EXERCISE:
Tell me how many lines in the entries below contain the word "Microsoft"; reply with the number and nothing else.

Entries from a dataset of interfaces:
____________

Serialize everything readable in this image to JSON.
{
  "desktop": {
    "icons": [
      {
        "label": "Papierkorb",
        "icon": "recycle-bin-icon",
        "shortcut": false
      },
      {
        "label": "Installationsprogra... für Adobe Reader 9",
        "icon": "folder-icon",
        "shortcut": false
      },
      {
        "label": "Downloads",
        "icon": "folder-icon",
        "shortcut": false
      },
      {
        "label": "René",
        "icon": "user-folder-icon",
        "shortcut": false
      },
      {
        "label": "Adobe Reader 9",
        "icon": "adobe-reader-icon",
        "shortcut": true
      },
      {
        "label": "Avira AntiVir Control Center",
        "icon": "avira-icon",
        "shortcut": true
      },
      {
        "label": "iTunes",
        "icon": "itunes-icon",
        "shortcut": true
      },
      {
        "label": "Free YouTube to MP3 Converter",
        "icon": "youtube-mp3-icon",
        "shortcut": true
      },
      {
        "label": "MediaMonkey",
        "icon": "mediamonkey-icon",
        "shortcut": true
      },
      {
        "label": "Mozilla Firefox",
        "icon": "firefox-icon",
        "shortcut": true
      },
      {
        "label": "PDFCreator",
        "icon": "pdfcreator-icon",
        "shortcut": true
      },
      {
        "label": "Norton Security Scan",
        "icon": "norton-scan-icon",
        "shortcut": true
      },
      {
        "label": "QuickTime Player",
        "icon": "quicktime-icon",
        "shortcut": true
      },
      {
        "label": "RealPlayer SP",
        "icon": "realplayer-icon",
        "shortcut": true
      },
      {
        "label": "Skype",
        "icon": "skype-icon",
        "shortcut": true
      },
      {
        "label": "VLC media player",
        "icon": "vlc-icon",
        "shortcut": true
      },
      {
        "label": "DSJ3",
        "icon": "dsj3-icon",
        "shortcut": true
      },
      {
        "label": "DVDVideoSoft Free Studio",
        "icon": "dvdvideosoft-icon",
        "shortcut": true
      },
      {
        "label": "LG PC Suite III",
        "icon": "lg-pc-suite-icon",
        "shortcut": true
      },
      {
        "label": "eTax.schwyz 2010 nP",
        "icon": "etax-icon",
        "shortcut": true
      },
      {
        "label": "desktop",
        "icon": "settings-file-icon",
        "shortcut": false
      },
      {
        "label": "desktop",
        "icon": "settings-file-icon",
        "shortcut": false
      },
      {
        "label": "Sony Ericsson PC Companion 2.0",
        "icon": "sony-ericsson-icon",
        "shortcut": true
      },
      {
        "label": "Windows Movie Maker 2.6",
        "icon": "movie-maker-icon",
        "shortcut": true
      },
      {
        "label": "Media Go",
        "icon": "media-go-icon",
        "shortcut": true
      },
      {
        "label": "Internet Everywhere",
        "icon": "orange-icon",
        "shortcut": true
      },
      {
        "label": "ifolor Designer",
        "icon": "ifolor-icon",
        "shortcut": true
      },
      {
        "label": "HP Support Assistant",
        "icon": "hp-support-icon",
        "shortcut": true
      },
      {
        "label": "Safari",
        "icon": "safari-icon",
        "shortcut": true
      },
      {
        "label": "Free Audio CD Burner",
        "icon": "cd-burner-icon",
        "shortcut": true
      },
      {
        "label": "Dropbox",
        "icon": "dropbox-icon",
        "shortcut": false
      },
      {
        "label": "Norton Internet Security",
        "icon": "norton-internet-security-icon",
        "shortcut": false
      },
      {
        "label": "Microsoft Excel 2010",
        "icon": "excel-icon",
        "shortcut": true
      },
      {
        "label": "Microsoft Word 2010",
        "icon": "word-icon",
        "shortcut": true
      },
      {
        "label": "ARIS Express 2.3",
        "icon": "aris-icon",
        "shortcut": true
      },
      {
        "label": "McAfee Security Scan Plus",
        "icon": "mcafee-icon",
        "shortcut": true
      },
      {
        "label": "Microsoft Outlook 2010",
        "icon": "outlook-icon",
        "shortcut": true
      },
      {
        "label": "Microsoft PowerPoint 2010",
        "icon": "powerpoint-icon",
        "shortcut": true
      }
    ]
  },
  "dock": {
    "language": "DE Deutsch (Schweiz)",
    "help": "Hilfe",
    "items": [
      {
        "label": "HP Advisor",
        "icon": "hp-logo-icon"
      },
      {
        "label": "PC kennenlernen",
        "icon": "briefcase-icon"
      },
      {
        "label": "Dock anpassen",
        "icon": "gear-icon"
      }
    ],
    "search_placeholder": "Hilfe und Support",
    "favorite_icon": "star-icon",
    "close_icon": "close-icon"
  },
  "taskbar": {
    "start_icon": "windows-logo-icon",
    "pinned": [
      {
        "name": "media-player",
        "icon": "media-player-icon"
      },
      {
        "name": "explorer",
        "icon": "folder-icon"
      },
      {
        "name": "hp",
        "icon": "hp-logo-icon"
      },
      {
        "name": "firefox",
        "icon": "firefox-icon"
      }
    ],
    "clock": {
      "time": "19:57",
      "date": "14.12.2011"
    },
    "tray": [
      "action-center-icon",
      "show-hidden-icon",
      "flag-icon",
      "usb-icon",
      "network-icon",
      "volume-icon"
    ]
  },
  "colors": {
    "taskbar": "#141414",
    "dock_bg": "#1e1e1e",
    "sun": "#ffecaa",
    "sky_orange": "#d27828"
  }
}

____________

ANSWER FOR THE TASK:
4